(Work instruction): How many lines below include the string "kind"? State the number alone.

Dataset rows describing interfaces:
*** Begin section ***

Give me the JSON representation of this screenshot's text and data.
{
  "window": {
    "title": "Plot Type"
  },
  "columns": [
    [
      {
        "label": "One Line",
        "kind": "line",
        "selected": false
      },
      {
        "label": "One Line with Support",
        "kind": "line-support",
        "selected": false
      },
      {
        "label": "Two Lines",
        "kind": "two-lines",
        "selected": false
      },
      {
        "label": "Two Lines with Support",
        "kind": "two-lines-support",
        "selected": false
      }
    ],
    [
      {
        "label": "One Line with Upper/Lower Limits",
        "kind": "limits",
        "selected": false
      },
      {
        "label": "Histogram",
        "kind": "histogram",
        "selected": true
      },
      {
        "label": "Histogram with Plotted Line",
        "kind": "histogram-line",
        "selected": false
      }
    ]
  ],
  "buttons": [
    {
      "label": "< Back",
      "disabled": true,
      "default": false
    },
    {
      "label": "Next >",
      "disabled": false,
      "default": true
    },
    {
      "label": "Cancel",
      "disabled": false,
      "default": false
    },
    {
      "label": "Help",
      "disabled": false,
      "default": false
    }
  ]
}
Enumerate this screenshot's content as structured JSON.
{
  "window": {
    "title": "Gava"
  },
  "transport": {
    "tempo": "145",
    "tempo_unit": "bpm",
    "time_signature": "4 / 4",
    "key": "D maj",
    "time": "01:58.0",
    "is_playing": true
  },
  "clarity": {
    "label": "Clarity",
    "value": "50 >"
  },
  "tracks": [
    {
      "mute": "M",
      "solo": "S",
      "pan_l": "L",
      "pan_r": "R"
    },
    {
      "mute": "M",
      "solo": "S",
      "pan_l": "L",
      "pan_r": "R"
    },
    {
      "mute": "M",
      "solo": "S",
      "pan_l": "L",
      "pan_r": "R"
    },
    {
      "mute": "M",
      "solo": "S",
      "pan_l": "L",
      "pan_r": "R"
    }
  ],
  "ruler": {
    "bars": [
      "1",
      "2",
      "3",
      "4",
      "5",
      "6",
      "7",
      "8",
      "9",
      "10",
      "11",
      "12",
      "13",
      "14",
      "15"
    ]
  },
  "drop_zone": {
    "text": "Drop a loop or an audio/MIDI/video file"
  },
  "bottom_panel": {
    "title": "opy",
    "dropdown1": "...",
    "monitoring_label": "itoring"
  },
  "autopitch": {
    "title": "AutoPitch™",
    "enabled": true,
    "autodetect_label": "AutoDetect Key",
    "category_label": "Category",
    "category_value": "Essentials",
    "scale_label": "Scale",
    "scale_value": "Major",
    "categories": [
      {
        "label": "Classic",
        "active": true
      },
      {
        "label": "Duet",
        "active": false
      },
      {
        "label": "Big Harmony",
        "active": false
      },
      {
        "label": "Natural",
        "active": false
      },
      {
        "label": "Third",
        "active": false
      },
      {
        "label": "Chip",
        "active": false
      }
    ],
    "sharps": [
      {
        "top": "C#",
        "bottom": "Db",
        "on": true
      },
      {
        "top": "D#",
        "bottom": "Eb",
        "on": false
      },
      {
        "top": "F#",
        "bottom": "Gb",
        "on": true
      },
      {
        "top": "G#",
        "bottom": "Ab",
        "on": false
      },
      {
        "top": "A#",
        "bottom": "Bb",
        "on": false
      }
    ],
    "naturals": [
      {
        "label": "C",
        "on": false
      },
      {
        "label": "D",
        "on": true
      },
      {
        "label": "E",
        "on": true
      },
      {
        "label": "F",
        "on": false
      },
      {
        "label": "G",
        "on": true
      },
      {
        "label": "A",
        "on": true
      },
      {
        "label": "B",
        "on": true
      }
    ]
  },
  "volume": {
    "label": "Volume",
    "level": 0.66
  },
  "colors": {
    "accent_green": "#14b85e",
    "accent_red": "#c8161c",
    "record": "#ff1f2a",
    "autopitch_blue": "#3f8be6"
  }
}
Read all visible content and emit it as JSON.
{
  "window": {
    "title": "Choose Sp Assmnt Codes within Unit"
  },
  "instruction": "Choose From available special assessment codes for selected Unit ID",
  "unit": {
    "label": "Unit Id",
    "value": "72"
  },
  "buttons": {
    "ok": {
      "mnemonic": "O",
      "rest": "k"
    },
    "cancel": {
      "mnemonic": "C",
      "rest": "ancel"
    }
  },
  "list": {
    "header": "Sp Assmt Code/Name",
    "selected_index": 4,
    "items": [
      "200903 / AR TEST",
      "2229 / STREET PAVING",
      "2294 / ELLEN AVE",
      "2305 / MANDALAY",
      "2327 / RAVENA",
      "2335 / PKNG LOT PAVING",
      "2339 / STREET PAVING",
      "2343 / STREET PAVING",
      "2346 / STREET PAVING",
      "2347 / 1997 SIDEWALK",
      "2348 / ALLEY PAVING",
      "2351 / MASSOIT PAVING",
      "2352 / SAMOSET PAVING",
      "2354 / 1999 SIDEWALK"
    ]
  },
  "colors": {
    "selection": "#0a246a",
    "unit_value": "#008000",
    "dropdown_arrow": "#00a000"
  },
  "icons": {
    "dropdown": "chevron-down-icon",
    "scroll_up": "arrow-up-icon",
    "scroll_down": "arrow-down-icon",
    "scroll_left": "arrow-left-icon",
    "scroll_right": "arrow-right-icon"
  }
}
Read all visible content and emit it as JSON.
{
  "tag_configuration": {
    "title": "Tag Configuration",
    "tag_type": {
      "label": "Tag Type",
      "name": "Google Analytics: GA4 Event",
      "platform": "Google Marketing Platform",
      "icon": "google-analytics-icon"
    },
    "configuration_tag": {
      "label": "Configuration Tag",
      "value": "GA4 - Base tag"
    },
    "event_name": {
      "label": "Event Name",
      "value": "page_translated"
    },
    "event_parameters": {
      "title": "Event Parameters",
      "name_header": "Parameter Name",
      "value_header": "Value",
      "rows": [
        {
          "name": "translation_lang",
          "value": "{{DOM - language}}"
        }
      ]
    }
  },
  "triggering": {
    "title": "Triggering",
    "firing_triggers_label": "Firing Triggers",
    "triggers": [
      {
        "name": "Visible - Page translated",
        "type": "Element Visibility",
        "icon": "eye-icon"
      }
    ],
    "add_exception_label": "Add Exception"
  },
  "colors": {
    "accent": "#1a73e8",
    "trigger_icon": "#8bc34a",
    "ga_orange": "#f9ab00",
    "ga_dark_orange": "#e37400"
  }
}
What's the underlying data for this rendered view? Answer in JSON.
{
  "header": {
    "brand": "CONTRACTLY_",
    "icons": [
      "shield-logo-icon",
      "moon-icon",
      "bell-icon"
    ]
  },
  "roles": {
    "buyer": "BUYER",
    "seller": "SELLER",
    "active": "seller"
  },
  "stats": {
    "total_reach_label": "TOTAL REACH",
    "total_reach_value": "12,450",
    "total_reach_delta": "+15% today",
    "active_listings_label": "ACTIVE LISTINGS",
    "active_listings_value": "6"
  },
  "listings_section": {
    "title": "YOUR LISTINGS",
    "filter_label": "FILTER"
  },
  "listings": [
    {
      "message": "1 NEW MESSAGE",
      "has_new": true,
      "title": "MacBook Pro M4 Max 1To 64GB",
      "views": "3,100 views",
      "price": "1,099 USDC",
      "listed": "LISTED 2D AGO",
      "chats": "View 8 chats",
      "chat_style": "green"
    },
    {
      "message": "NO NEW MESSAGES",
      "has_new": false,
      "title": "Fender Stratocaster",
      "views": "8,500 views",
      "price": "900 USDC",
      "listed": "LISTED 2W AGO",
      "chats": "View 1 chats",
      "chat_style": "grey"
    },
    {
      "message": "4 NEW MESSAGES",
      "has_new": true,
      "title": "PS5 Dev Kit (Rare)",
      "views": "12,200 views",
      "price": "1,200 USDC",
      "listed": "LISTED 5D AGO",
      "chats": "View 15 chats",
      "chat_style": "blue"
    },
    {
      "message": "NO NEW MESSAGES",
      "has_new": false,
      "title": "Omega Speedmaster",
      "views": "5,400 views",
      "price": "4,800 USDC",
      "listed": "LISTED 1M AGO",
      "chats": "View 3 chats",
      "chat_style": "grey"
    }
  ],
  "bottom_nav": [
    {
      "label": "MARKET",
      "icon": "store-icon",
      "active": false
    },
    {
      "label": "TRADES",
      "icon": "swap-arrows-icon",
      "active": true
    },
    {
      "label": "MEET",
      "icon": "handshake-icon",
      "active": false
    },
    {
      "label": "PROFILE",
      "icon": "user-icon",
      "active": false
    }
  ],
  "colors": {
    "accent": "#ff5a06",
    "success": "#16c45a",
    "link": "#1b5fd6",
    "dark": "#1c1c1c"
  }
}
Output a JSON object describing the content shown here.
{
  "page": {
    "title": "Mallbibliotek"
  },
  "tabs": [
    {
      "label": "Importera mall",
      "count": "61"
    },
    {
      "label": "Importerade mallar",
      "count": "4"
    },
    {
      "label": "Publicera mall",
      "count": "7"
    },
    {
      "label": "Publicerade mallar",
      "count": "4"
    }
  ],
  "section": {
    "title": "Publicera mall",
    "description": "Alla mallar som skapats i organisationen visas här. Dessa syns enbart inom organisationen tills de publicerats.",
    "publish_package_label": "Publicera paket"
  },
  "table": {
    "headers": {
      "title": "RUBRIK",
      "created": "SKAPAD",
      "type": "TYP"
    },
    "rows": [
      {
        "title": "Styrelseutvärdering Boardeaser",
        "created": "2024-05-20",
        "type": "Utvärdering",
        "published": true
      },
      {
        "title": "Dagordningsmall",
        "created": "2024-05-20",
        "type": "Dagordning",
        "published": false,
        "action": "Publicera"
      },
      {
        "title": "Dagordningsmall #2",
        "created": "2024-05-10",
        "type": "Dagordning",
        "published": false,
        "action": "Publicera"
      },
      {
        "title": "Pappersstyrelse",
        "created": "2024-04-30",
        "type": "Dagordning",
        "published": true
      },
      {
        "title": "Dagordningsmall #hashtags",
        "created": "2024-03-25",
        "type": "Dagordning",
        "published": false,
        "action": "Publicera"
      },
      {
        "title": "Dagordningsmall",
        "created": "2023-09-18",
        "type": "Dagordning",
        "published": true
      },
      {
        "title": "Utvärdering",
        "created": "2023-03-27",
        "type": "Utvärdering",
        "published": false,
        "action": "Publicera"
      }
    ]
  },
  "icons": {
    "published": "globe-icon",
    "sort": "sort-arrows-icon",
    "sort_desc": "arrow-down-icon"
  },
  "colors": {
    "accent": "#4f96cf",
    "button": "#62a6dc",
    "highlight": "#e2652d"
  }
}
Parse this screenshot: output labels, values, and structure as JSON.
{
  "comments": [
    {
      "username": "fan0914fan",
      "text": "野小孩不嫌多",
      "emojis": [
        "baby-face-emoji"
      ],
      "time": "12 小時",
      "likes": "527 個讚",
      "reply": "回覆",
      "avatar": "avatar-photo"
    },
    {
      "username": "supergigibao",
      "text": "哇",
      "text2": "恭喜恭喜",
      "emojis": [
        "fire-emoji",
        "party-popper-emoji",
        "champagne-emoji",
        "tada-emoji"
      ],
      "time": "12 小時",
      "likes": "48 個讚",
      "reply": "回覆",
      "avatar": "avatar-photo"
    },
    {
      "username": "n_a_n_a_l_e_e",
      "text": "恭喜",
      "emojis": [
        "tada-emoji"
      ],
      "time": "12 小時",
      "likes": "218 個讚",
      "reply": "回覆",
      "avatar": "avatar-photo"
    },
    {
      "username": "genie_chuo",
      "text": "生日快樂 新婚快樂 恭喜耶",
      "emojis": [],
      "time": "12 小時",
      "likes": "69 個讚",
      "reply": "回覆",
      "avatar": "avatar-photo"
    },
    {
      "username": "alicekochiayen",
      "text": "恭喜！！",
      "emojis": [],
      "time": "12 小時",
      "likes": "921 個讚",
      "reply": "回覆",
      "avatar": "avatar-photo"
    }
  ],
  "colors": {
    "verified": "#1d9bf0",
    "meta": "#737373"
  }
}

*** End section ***

(Solved exercise): 7